I shouldn’t start this way but geez the Old Course is a tough one to walk. Today marked my first round on the Old Course which is now ranked in the Golf Digest Top 100. Very much a polarising course, some love it some hate it but I don’t think anyone can deny the sheer grandeur of the layout. Before playing I heard comments like ‘Its like playing at Disneyland’ – is that a bad thing? Or its too hard for high handicappers. The pro at the National Tim Stone rates the course as his favourite and rightly says its precision golf. In his opinion you should only take driver on 4 of the holes, will let you guess which ones they are. As I’m a high handicapper and very much a golfer in the vain of Roy McAvoy I took a driver on 11 of the holes with varying success. Must comment on the greens quickly as well, multi layered and very tough. Will be interesting playing them during the heart of summer. If it snowed in Cape Schanck then they would make good moguls.
The Old Course was the first at Cape Schanck to be opened back in 1985 originally as the National. Pete Dye was originally approached to do the project but he passed and Robert Trent Jones Jr took over.
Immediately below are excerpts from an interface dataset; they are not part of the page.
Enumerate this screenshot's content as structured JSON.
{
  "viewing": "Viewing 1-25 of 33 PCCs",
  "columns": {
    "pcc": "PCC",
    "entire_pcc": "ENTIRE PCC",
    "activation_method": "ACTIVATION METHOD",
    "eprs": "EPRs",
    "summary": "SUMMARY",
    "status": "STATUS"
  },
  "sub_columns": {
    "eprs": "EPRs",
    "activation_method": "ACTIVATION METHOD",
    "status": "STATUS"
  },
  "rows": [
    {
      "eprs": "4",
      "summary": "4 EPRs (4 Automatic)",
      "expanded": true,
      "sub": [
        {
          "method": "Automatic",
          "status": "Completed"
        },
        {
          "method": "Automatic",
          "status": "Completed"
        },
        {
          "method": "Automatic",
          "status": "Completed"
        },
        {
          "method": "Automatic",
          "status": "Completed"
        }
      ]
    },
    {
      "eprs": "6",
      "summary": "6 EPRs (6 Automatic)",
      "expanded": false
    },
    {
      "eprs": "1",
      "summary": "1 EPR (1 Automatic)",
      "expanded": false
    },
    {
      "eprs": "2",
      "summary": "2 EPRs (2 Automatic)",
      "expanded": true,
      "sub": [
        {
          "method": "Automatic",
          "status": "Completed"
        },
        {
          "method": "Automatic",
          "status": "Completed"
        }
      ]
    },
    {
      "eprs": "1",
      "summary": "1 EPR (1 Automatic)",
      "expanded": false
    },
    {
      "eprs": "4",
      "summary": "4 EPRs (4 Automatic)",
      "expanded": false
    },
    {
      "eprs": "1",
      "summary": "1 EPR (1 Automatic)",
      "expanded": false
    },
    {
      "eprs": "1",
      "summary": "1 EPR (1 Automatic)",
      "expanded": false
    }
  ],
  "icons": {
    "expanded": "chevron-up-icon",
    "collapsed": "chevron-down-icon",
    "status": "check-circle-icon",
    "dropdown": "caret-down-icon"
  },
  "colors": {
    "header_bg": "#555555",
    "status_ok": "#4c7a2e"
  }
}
Unlike the Ocean and Moonah courses significant alterations were made at the Cape Schanck site to accommodate a world class golf course with views of the Bass Strait. He famously remarked on completion – ‘The National will make me famous – either as the designer who has created one of the worlds great golf courses or a designer who stuffed up some of the best golf course real estate imaginable.’ Darius Oliver has written a great piece on the Old Course here if you would like to know more of the history.
So its 7am on Tuesday morning, no-one around and I’m at base camp on the first tee. Here are some of my thoughts.
The old course is tough, no doubt about that. The opening hole is an intimidating shortish par 4 where the smart is to play an iron\5 wood to hit the middle of the fairway. Great way to start but tough. Next few holes are played amongst shrub and stunning real estate, the third a particular monster with the challenge laid out in from of you. The real coup de gras is the short Par 3 seventh with incredible views over the bass strait. The green is very wide but shallow in depth with no margin for error. When the wind is blowing, this one is a monster. The eighth is a tough Par 5 where teeshot is essentially hit into a valley and the second and shot played to an elevated fairway and third to elevated green. Daunting to look and requires good course management (something which I don’t have!)
Second nine starts with a great dogleg Par 5 played to a double green shared with the 14th. Hole 14 is another strong Par 4 which is a sharp dogleg to the left, premium on a good long drive here which produces a sumptuous approach between two Cypress trees. Hole 16 is a good Par 3 which requires a decent carry over bushland sometimes played to a blind flag behind an imposing bucker. Extremely tough when the wind is blowing. The walk to 17 doesn’t prepare you for the vista that follows of the bass strait, Gunnamatta beach and the National complex. Tee shot is played from an exaggerated superior position and is a lot of fun. Course finishes with a shortish Par 4 often played into wind. Accuracy is a premium here with the green guarded by several bunkers. And that’s it the round is complete and Everest summited. I haven’t come across a tougher walk in golf yet but I’m sure there will be contenders as the quest continues.
Overall the National Old certainly has its own character. I discussed earlier that it polarises opinion and its easy to see why. There is a heavy focus on target golf with little margin of error. The greens are multi-layered and offer significant protection, its not unreasonable to four putt on several of the green complexes. While hard some blame must lay with the player here though! It’s a great course and experience but for me the Moonah is the stronger.
Toughest Hole – Hole 3
Favourite Hole – Hole 7